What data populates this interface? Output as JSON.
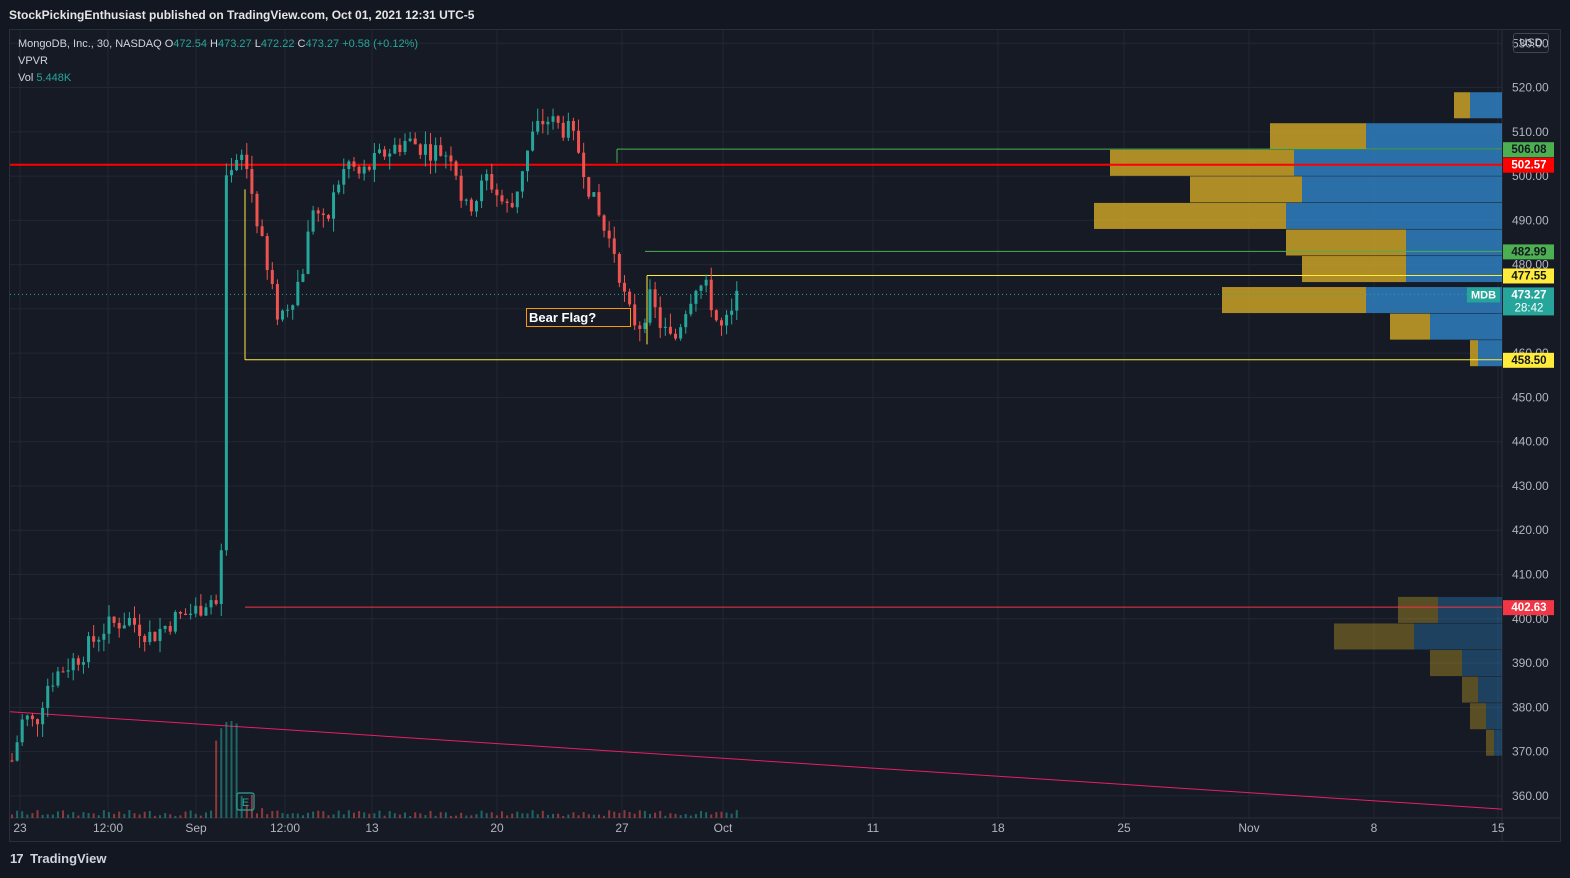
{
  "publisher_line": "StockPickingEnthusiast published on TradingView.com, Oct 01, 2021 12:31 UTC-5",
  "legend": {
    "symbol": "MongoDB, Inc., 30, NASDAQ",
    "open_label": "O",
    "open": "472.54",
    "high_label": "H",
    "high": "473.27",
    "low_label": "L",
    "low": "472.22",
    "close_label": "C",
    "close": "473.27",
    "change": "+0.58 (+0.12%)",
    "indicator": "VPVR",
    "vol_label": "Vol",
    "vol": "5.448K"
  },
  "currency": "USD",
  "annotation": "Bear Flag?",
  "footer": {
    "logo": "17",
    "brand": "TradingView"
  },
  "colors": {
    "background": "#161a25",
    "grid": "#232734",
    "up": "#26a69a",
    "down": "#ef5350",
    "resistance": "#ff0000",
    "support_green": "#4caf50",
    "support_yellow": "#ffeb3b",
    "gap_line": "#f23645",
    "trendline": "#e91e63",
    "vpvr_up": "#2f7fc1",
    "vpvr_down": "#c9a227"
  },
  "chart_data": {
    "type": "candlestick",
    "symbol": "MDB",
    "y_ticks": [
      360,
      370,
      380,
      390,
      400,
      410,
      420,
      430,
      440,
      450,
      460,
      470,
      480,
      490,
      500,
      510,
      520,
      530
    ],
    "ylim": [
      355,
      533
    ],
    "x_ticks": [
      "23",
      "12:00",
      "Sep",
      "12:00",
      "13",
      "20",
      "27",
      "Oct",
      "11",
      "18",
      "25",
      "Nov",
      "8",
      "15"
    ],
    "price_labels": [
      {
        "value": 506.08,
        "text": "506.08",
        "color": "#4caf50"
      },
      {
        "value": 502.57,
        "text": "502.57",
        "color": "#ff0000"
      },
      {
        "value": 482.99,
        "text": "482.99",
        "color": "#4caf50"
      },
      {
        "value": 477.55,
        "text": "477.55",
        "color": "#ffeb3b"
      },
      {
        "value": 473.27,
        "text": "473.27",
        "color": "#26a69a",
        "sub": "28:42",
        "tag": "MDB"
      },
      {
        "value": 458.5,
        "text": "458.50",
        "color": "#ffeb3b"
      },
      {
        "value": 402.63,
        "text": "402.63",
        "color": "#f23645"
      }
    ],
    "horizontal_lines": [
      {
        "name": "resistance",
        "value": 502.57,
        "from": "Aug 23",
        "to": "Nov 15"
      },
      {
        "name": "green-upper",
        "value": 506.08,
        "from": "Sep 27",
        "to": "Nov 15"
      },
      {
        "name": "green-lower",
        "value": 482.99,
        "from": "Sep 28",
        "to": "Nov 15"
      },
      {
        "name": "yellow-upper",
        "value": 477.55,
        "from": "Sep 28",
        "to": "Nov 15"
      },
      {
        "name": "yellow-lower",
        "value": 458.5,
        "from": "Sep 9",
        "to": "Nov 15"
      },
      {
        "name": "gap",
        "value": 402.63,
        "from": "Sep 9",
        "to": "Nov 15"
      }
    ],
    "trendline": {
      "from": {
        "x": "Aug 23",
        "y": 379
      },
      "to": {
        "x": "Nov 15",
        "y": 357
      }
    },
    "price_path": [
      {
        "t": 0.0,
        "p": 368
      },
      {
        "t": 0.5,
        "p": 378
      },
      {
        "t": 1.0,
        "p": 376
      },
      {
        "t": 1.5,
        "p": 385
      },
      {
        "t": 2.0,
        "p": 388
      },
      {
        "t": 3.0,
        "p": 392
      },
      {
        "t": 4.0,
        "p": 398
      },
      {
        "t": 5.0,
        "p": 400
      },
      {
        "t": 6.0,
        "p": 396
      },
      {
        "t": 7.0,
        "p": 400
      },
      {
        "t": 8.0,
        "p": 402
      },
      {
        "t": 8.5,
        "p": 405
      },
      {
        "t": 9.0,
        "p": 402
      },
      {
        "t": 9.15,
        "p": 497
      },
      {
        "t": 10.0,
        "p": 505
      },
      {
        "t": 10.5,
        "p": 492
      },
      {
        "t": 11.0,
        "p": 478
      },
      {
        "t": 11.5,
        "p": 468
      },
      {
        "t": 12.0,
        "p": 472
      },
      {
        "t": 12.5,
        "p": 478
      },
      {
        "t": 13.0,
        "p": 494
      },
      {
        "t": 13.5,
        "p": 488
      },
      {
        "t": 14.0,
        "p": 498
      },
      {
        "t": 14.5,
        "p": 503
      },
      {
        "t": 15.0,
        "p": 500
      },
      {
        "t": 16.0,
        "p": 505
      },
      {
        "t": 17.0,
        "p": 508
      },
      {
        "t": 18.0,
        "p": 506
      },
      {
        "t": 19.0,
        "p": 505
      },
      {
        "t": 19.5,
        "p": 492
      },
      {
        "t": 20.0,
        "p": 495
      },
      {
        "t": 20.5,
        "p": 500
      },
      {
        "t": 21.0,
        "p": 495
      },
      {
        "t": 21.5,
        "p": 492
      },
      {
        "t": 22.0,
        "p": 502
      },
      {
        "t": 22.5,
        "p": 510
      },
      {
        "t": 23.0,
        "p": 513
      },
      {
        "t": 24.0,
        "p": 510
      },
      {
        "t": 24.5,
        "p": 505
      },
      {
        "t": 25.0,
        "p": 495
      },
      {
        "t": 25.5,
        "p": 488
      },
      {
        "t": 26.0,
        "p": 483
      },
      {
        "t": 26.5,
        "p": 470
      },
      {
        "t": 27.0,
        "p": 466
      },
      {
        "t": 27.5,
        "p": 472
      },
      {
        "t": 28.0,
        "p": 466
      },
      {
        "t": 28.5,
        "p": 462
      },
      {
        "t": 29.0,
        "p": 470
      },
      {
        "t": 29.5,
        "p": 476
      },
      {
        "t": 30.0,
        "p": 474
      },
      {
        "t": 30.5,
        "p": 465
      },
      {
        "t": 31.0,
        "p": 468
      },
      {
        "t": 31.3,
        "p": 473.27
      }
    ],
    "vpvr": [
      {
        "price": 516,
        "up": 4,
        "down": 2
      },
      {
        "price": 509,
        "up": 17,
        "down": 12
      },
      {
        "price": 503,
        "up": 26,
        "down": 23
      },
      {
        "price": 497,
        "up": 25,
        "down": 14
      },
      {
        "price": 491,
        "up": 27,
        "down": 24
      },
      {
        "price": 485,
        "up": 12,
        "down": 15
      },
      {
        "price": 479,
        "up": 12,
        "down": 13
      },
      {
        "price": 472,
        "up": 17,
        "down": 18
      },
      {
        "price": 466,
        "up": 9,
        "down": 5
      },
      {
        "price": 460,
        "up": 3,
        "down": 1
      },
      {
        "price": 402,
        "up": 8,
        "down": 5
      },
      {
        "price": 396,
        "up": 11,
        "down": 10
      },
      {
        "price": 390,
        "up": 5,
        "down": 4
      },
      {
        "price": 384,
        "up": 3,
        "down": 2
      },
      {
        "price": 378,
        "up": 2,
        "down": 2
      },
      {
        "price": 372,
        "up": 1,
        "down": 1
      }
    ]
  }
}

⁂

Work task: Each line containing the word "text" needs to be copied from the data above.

Response to this exercise:
        "text": "506.08",
        "text": "502.57",
        "text": "482.99",
        "text": "477.55",
        "text": "473.27",
        "text": "458.50",
        "text": "402.63",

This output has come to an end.